|Alliance Mineral Assets started life as a listed company on the Singapore Exchange in 2014, counting the well-regarded Alan Wang as one of its investors.
In its IPO, it held out the prospects of doing well in mining in Western Australia. The mineral: tantalum, a rare metal that most Singaporeans, being city-slickers, have never heard of.
Tantalum is widely used as tantalum capacitors in automotive electronics, and PCs, etc. It has other applications but consumer electronics is where it is most in demand.
Since Alliance's IPO, when it raised net proceeds of S$7.7 million, the company has refurbished infrastructure at the Bald Hill project (which it had bought over the rights to mine for tantalum and other minerals).
The Bald Hill project spans 70,000 hectares, or about the size of Singapore (71,910 hectares).
Two surprising turn of events have since materialised:
♦ Tantalum prices slid (though, of late, it is making a partial comeback). As a result, Alliance decided to defer commercial mining.
“We are very pleased with the encouraging results of the initial drilling program for lithium as it provides a good indication that the Bald Hill Project contains a significant lithium resource potential in addition to tantalum. With the majority of the infrastructure already in place, we believe that we are better placed than other tantalum and lithium explorers to progress the project quickly to production once both the tantalum and lithium resource potential are confirmed.”
♦ Preliminary results of deeper drilling indicate that the Alliance mine has high-quality reserves of lithium. This is the cause of the current buzz around Alliance, whose stock is up 31% year-to-date.
"We were surprised at how high the content of lithium is in our ore. We can produce 6.7% concentrate without a proper lithium circuit," says Tjandra Pramoko, CEO of Alliance, in a telephone interview from Perth with NextInsight.
The price of spodumene concentrate, which contains lithium, has surged 3X to over US$900 a tonne since 4Q2015, says Mr Pramoko.

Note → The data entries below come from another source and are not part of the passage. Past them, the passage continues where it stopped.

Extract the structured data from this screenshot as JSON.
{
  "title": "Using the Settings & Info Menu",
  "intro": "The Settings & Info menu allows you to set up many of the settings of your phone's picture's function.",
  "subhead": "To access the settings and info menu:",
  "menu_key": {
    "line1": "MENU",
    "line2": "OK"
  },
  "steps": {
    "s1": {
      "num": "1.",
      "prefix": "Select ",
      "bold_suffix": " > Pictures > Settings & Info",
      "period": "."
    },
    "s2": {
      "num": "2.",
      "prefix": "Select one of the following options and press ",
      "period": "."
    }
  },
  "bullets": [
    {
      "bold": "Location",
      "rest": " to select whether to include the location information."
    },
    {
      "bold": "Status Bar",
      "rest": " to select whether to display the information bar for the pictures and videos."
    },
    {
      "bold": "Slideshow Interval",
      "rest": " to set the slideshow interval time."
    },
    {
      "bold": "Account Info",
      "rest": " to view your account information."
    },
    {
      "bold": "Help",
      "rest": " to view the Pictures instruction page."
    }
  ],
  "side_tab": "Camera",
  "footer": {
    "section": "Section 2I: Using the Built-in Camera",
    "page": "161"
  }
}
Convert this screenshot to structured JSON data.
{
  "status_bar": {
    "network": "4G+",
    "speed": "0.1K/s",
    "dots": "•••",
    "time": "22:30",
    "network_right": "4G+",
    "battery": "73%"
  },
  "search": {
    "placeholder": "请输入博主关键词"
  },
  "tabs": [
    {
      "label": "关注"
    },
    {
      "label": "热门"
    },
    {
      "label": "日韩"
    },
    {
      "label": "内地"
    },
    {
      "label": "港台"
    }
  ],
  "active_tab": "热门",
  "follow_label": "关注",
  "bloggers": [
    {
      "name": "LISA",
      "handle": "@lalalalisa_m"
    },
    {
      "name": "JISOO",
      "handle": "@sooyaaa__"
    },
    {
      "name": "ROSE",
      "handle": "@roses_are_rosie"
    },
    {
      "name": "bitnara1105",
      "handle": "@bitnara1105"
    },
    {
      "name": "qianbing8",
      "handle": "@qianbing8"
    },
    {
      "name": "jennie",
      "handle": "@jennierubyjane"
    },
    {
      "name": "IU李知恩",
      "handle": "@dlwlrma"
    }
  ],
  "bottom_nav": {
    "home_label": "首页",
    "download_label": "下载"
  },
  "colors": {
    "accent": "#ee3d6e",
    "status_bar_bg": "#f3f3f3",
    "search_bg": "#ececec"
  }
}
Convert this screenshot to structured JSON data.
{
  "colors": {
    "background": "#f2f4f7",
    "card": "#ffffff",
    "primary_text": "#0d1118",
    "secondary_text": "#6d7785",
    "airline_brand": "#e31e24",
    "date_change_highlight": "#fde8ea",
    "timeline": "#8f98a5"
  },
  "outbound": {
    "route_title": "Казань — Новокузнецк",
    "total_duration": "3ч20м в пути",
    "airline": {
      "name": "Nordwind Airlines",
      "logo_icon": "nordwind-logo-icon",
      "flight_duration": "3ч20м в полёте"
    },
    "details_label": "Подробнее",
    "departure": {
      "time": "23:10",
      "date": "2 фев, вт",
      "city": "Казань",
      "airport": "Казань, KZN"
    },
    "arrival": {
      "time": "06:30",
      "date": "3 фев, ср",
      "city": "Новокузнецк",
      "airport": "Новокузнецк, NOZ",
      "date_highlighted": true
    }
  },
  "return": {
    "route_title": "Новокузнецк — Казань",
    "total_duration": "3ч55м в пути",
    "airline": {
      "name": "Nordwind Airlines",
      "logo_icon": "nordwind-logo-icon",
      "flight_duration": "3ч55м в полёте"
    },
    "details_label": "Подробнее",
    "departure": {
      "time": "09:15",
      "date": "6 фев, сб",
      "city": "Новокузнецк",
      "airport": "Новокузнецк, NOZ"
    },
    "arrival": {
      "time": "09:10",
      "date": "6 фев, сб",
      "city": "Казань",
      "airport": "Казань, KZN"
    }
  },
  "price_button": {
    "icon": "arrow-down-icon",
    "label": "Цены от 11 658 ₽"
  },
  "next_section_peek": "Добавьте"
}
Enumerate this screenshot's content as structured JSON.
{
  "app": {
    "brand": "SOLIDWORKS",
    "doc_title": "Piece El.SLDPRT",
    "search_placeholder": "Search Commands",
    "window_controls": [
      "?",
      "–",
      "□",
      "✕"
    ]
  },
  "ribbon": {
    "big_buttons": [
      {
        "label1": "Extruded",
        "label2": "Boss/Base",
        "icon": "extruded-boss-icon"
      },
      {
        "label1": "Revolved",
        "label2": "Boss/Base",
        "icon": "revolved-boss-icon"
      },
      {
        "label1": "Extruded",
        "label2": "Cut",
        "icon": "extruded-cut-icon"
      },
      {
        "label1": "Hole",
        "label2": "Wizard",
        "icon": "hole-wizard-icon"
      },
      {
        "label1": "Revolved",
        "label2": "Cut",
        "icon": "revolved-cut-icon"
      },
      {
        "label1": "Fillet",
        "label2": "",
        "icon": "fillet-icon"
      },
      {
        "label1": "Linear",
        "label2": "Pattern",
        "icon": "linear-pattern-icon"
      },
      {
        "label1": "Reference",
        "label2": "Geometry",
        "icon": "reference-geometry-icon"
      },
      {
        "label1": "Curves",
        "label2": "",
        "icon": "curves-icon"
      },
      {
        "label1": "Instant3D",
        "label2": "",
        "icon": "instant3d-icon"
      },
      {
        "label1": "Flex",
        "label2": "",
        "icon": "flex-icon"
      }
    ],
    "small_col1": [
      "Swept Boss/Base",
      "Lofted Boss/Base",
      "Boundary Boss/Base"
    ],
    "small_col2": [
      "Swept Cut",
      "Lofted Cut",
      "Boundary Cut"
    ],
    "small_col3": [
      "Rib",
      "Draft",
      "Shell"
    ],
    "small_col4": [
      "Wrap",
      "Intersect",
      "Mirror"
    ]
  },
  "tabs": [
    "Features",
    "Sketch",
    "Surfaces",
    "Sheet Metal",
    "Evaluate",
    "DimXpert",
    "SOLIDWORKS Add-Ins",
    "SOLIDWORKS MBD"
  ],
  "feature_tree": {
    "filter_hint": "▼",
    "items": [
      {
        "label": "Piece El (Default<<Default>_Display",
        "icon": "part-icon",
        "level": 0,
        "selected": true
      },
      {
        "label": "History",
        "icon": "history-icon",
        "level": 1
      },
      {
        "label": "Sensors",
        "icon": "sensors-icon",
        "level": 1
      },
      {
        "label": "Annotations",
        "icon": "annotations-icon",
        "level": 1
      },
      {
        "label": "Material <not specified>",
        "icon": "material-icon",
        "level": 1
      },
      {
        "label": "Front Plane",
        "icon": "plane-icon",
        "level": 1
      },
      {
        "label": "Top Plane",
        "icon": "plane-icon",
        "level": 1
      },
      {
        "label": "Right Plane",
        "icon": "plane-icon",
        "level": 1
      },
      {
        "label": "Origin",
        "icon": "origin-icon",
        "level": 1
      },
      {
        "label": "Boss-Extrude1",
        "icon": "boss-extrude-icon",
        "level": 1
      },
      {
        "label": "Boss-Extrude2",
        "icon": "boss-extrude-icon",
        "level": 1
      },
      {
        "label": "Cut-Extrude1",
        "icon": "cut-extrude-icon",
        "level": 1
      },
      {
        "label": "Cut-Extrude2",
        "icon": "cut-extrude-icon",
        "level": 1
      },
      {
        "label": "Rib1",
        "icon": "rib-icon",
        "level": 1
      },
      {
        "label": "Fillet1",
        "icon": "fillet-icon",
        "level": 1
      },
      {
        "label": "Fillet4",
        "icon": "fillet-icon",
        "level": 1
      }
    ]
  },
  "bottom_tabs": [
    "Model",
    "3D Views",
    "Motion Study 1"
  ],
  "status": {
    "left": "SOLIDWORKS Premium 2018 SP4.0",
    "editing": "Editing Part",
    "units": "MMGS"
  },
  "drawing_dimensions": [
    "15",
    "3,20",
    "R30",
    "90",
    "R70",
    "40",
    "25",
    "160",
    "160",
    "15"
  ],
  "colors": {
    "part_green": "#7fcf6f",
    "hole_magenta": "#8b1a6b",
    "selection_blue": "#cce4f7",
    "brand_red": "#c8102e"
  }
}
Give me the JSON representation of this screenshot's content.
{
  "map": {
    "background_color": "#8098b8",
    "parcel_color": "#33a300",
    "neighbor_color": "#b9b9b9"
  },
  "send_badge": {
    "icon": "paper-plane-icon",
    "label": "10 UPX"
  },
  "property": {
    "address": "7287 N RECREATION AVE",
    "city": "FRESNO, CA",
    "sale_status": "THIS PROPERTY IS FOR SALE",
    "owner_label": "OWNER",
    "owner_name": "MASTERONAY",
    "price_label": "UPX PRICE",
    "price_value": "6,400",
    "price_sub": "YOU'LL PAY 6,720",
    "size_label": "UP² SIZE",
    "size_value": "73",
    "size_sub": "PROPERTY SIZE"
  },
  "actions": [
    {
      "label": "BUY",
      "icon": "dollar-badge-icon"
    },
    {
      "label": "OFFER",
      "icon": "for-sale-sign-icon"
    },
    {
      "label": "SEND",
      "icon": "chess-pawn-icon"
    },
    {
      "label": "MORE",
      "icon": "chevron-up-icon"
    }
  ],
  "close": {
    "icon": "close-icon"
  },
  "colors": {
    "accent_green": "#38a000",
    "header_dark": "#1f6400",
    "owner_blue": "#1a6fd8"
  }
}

The driver: growing demand from producers of lithium-ion batteries for electric vehicles as well as consumer electronics. "China is super hungry for lithium," says Mr Pramoko.
Recently, a lithium plant engineering company, Primero Group, was engaged to conduct a feasibility study which is expected to be completed by end-March 2017.
Early results pointing to bright prospects enabled Alliance to attract institutional investor support: In June 2016, Alliance placed out 83.5 million new shares at 6 cents apiece to raise A$5 million.
|Stock price||11.9 cents|
|52-week range||4.5 – 13.9 c|
|Market cap||S$57 million|
|Shares outstanding||480.8 million|
Alliance has also won over Lithco No 2 (which subsequently was acquired by Tawana Resources, a listed company in Australia), as a 50-50 JV partner for the exploration and exploitation of minerals.
Lithco has committed to contribute A$20 million, as announced in June 2016.
In addition, Alliance, with only A$4.3 million on its balance sheet as of end-Sept 2016, has attracted potential off-takers.
Alliance is negotiating with them on matters including prepayment and other financing options to support mining and production.
All in, as Alliance already has most of the production infrastructure in place, the capex required until production begins is "not high", says Mr Pramoko.
"We are working fast, and expect to start building the rest of the necessary infrastructure by April and be ready for commissioning in October," he says.
"To sum up, our strengths are our speed to production and low capex."
Notably, from the ore that contains lithium, Alliance seeks to derive tantalum as well, says Mr Pramoko.
The sale of tantalum will help cover a substantial part of the working capital of the entire operation, he adds. (See also press release dated 26 Jan 2017).
At the current high selling price of spodumene concentrate, it can be inferred that the entire operation will enjoy solid operating margins.
The risk is if lithium prices soften on oversupply in the year ahead before Alliance can monetise its resource. "If everything goes well, our first shipment will be in December," says Mr Pramoko.
Alliance is targeting to produce 150,000-170,000 tonnes of spodumene concentrate a year. That figure, if achieved, is close to that of Galaxy Resources, the second largest producer in Australia.
Will Alliance then join a small host of Aussie lithium miners on the road to riches? Only time will tell.
|The dynamics of the demand-supply for lithium are complex, and their possible impact on future prices of lithium are beyond the scope of this article. You may read views that range from bullish to conservative, as follows:
Many more details about Alliance Mineral Assets' business development have been put up by the company in a presentation uploaded to the SGX website. Click here.